Data:
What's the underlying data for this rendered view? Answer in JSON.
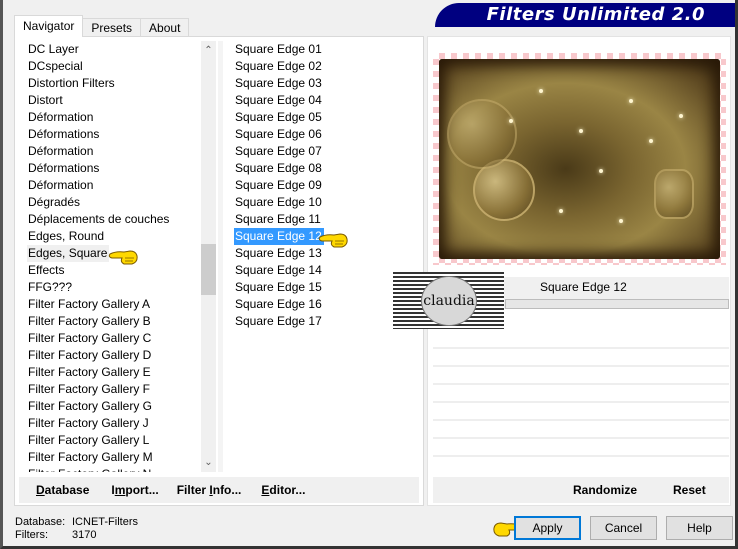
{
  "window": {
    "title": "Filters Unlimited 2.0"
  },
  "tabs": [
    {
      "label": "Navigator",
      "active": true
    },
    {
      "label": "Presets",
      "active": false
    },
    {
      "label": "About",
      "active": false
    }
  ],
  "categories": {
    "items": [
      "DC Layer",
      "DCspecial",
      "Distortion Filters",
      "Distort",
      "Déformation",
      "Déformations",
      "Déformation",
      "Déformations",
      "Déformation",
      "Dégradés",
      "Déplacements de couches",
      "Edges, Round",
      "Edges, Square",
      "Effects",
      "FFG???",
      "Filter Factory Gallery A",
      "Filter Factory Gallery B",
      "Filter Factory Gallery C",
      "Filter Factory Gallery D",
      "Filter Factory Gallery E",
      "Filter Factory Gallery F",
      "Filter Factory Gallery G",
      "Filter Factory Gallery J",
      "Filter Factory Gallery L",
      "Filter Factory Gallery M",
      "Filter Factory Gallery N"
    ],
    "selected": "Edges, Square",
    "scroll_position_fraction": 0.48
  },
  "filters": {
    "items": [
      "Square Edge 01",
      "Square Edge 02",
      "Square Edge 03",
      "Square Edge 04",
      "Square Edge 05",
      "Square Edge 06",
      "Square Edge 07",
      "Square Edge 08",
      "Square Edge 09",
      "Square Edge 10",
      "Square Edge 11",
      "Square Edge 12",
      "Square Edge 13",
      "Square Edge 14",
      "Square Edge 15",
      "Square Edge 16",
      "Square Edge 17"
    ],
    "selected": "Square Edge 12"
  },
  "preview": {
    "filter_name": "Square Edge 12",
    "watermark": "claudia"
  },
  "left_buttons": {
    "database": {
      "label": "Database",
      "mnemonic": "D"
    },
    "import": {
      "label": "Import...",
      "mnemonic": "m"
    },
    "filter_info": {
      "label": "Filter Info...",
      "mnemonic": "I"
    },
    "editor": {
      "label": "Editor...",
      "mnemonic": "E"
    }
  },
  "right_buttons": {
    "randomize": "Randomize",
    "reset": "Reset"
  },
  "status": {
    "database_label": "Database:",
    "database_value": "ICNET-Filters",
    "filters_label": "Filters:",
    "filters_value": "3170"
  },
  "dialog_buttons": {
    "apply": "Apply",
    "cancel": "Cancel",
    "help": "Help"
  },
  "colors": {
    "title_banner": "#000080",
    "selection": "#3399ff",
    "default_button_border": "#0078d7"
  }
}
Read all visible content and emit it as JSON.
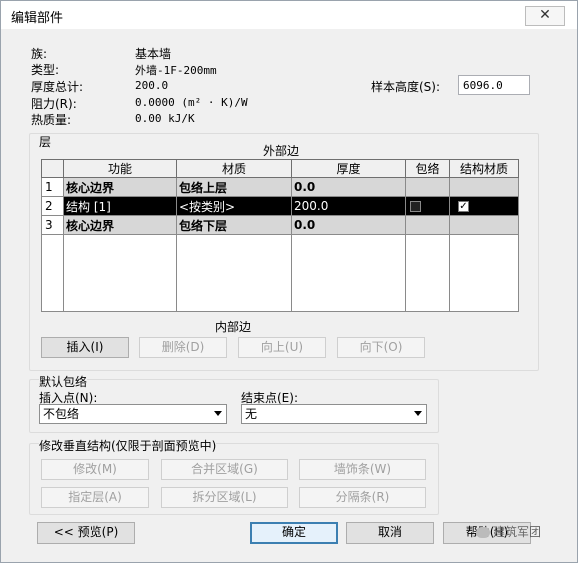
{
  "window": {
    "title": "编辑部件",
    "close_glyph": "✕"
  },
  "info": {
    "family_label": "族:",
    "family_value": "基本墙",
    "type_label": "类型:",
    "type_value": "外墙-1F-200mm",
    "thickness_label": "厚度总计:",
    "thickness_value": "200.0",
    "resistance_label": "阻力(R):",
    "resistance_value": "0.0000 (m² · K)/W",
    "thermal_label": "热质量:",
    "thermal_value": "0.00 kJ/K",
    "sample_height_label": "样本高度(S):",
    "sample_height_value": "6096.0"
  },
  "layers": {
    "group_label": "层",
    "exterior_label": "外部边",
    "interior_label": "内部边",
    "headers": [
      "",
      "功能",
      "材质",
      "厚度",
      "包络",
      "结构材质"
    ],
    "rows": [
      {
        "num": "1",
        "function": "核心边界",
        "material": "包络上层",
        "thickness": "0.0"
      },
      {
        "num": "2",
        "function": "结构 [1]",
        "material": "<按类别>",
        "thickness": "200.0"
      },
      {
        "num": "3",
        "function": "核心边界",
        "material": "包络下层",
        "thickness": "0.0"
      }
    ],
    "buttons": {
      "insert": "插入(I)",
      "delete": "删除(D)",
      "up": "向上(U)",
      "down": "向下(O)"
    }
  },
  "wrapping": {
    "group_label": "默认包络",
    "insert_label": "插入点(N):",
    "insert_value": "不包络",
    "end_label": "结束点(E):",
    "end_value": "无"
  },
  "vertical": {
    "group_label": "修改垂直结构(仅限于剖面预览中)",
    "modify": "修改(M)",
    "merge": "合并区域(G)",
    "sweep": "墙饰条(W)",
    "assign": "指定层(A)",
    "split": "拆分区域(L)",
    "reveal": "分隔条(R)"
  },
  "footer": {
    "preview": "<< 预览(P)",
    "ok": "确定",
    "cancel": "取消",
    "help": "帮助(H)"
  },
  "watermark": "建筑军团"
}
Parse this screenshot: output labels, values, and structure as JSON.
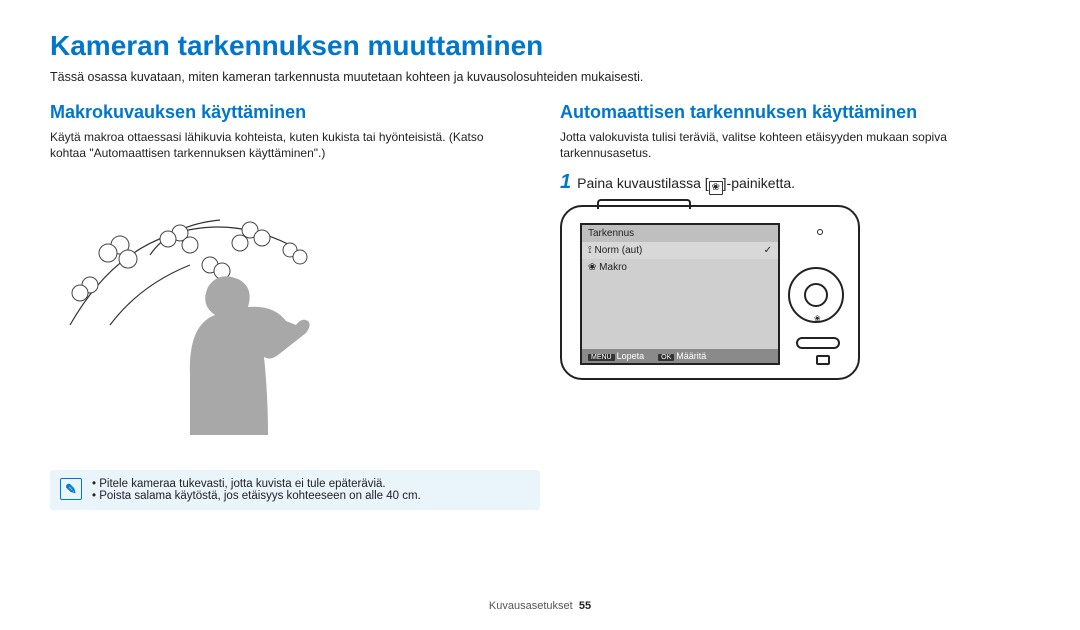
{
  "page": {
    "title": "Kameran tarkennuksen muuttaminen",
    "intro": "Tässä osassa kuvataan, miten kameran tarkennusta muutetaan kohteen ja kuvausolosuhteiden mukaisesti."
  },
  "left": {
    "heading": "Makrokuvauksen käyttäminen",
    "body": "Käytä makroa ottaessasi lähikuvia kohteista, kuten kukista tai hyönteisistä. (Katso kohtaa \"Automaattisen tarkennuksen käyttäminen\".)"
  },
  "right": {
    "heading": "Automaattisen tarkennuksen käyttäminen",
    "body": "Jotta valokuvista tulisi teräviä, valitse kohteen etäisyyden mukaan sopiva tarkennusasetus.",
    "step_num": "1",
    "step_text_pre": "Paina kuvaustilassa [",
    "step_text_post": "]-painiketta.",
    "screen": {
      "header": "Tarkennus",
      "row1_icon": "⟟",
      "row1_label": "Norm (aut)",
      "row1_check": "✓",
      "row2_icon": "❀",
      "row2_label": "Makro",
      "footer_menu_tag": "MENU",
      "footer_menu": "Lopeta",
      "footer_ok_tag": "OK",
      "footer_ok": "Määritä"
    },
    "dpad_bottom_icon": "❀"
  },
  "note": {
    "items": [
      "Pitele kameraa tukevasti, jotta kuvista ei tule epäteräviä.",
      "Poista salama käytöstä, jos etäisyys kohteeseen on alle 40 cm."
    ]
  },
  "footer": {
    "section": "Kuvausasetukset",
    "page_num": "55"
  }
}
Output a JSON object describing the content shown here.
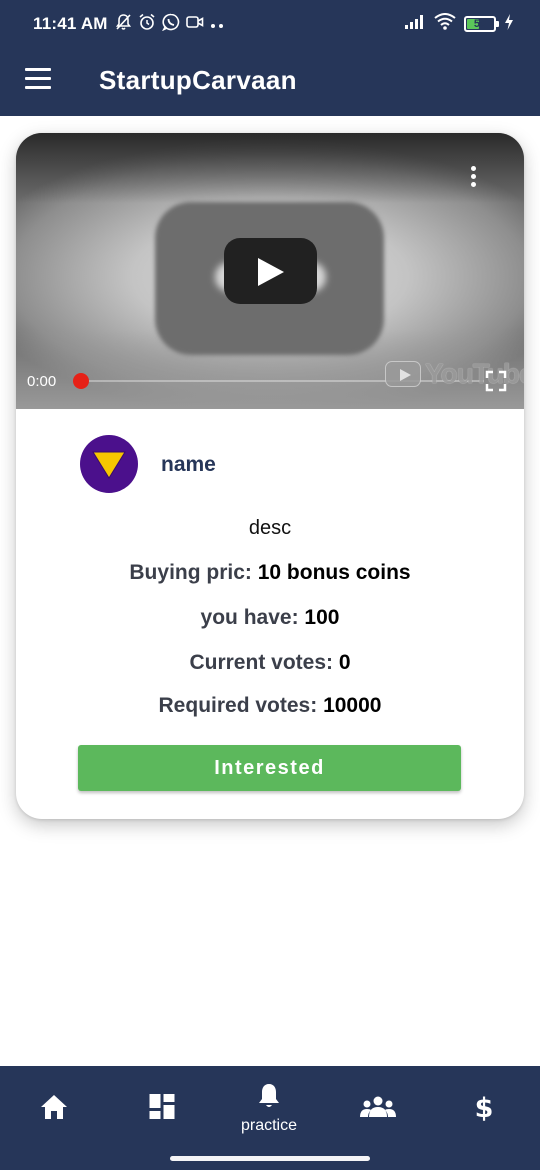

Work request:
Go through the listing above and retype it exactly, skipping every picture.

Written solution:
What's the underlying data for this rendered view? Answer in JSON.
{
  "window": {
    "title": "Filters Unlimited 2.0"
  },
  "tabs": [
    {
      "label": "Navigator",
      "active": true
    },
    {
      "label": "Presets",
      "active": false
    },
    {
      "label": "About",
      "active": false
    }
  ],
  "categories": {
    "items": [
      "DC Layer",
      "DCspecial",
      "Distortion Filters",
      "Distort",
      "Déformation",
      "Déformations",
      "Déformation",
      "Déformations",
      "Déformation",
      "Dégradés",
      "Déplacements de couches",
      "Edges, Round",
      "Edges, Square",
      "Effects",
      "FFG???",
      "Filter Factory Gallery A",
      "Filter Factory Gallery B",
      "Filter Factory Gallery C",
      "Filter Factory Gallery D",
      "Filter Factory Gallery E",
      "Filter Factory Gallery F",
      "Filter Factory Gallery G",
      "Filter Factory Gallery J",
      "Filter Factory Gallery L",
      "Filter Factory Gallery M",
      "Filter Factory Gallery N"
    ],
    "selected": "Edges, Square",
    "scroll_position_fraction": 0.48
  },
  "filters": {
    "items": [
      "Square Edge 01",
      "Square Edge 02",
      "Square Edge 03",
      "Square Edge 04",
      "Square Edge 05",
      "Square Edge 06",
      "Square Edge 07",
      "Square Edge 08",
      "Square Edge 09",
      "Square Edge 10",
      "Square Edge 11",
      "Square Edge 12",
      "Square Edge 13",
      "Square Edge 14",
      "Square Edge 15",
      "Square Edge 16",
      "Square Edge 17"
    ],
    "selected": "Square Edge 12"
  },
  "preview": {
    "filter_name": "Square Edge 12",
    "watermark": "claudia"
  },
  "left_buttons": {
    "database": {
      "label": "Database",
      "mnemonic": "D"
    },
    "import": {
      "label": "Import...",
      "mnemonic": "m"
    },
    "filter_info": {
      "label": "Filter Info...",
      "mnemonic": "I"
    },
    "editor": {
      "label": "Editor...",
      "mnemonic": "E"
    }
  },
  "right_buttons": {
    "randomize": "Randomize",
    "reset": "Reset"
  },
  "status": {
    "database_label": "Database:",
    "database_value": "ICNET-Filters",
    "filters_label": "Filters:",
    "filters_value": "3170"
  },
  "dialog_buttons": {
    "apply": "Apply",
    "cancel": "Cancel",
    "help": "Help"
  },
  "colors": {
    "title_banner": "#000080",
    "selection": "#3399ff",
    "default_button_border": "#0078d7"
  }
}
Read all visible content and emit it as JSON.
{
  "window": {
    "title": "编辑部件",
    "close_glyph": "✕"
  },
  "info": {
    "family_label": "族:",
    "family_value": "基本墙",
    "type_label": "类型:",
    "type_value": "外墙-1F-200mm",
    "thickness_label": "厚度总计:",
    "thickness_value": "200.0",
    "resistance_label": "阻力(R):",
    "resistance_value": "0.0000 (m² · K)/W",
    "thermal_label": "热质量:",
    "thermal_value": "0.00 kJ/K",
    "sample_height_label": "样本高度(S):",
    "sample_height_value": "6096.0"
  },
  "layers": {
    "group_label": "层",
    "exterior_label": "外部边",
    "interior_label": "内部边",
    "headers": [
      "",
      "功能",
      "材质",
      "厚度",
      "包络",
      "结构材质"
    ],
    "rows": [
      {
        "num": "1",
        "function": "核心边界",
        "material": "包络上层",
        "thickness": "0.0"
      },
      {
        "num": "2",
        "function": "结构 [1]",
        "material": "<按类别>",
        "thickness": "200.0"
      },
      {
        "num": "3",
        "function": "核心边界",
        "material": "包络下层",
        "thickness": "0.0"
      }
    ],
    "buttons": {
      "insert": "插入(I)",
      "delete": "删除(D)",
      "up": "向上(U)",
      "down": "向下(O)"
    }
  },
  "wrapping": {
    "group_label": "默认包络",
    "insert_label": "插入点(N):",
    "insert_value": "不包络",
    "end_label": "结束点(E):",
    "end_value": "无"
  },
  "vertical": {
    "group_label": "修改垂直结构(仅限于剖面预览中)",
    "modify": "修改(M)",
    "merge": "合并区域(G)",
    "sweep": "墙饰条(W)",
    "assign": "指定层(A)",
    "split": "拆分区域(L)",
    "reveal": "分隔条(R)"
  },
  "footer": {
    "preview": "<< 预览(P)",
    "ok": "确定",
    "cancel": "取消",
    "help": "帮助(H)"
  },
  "watermark": "建筑军团"
}
Parse this screenshot: output labels, values, and structure as JSON.
{
  "page": {
    "title": "Kameran tarkennuksen muuttaminen",
    "intro": "Tässä osassa kuvataan, miten kameran tarkennusta muutetaan kohteen ja kuvausolosuhteiden mukaisesti."
  },
  "left": {
    "heading": "Makrokuvauksen käyttäminen",
    "body": "Käytä makroa ottaessasi lähikuvia kohteista, kuten kukista tai hyönteisistä. (Katso kohtaa \"Automaattisen tarkennuksen käyttäminen\".)"
  },
  "right": {
    "heading": "Automaattisen tarkennuksen käyttäminen",
    "body": "Jotta valokuvista tulisi teräviä, valitse kohteen etäisyyden mukaan sopiva tarkennusasetus.",
    "step_num": "1",
    "step_text_pre": "Paina kuvaustilassa [",
    "step_text_post": "]-painiketta.",
    "screen": {
      "header": "Tarkennus",
      "row1_icon": "⟟",
      "row1_label": "Norm (aut)",
      "row1_check": "✓",
      "row2_icon": "❀",
      "row2_label": "Makro",
      "footer_menu_tag": "MENU",
      "footer_menu": "Lopeta",
      "footer_ok_tag": "OK",
      "footer_ok": "Määritä"
    },
    "dpad_bottom_icon": "❀"
  },
  "note": {
    "items": [
      "Pitele kameraa tukevasti, jotta kuvista ei tule epäteräviä.",
      "Poista salama käytöstä, jos etäisyys kohteeseen on alle 40 cm."
    ]
  },
  "footer": {
    "section": "Kuvausasetukset",
    "page_num": "55"
  }
}
Output a JSON object describing the content shown here.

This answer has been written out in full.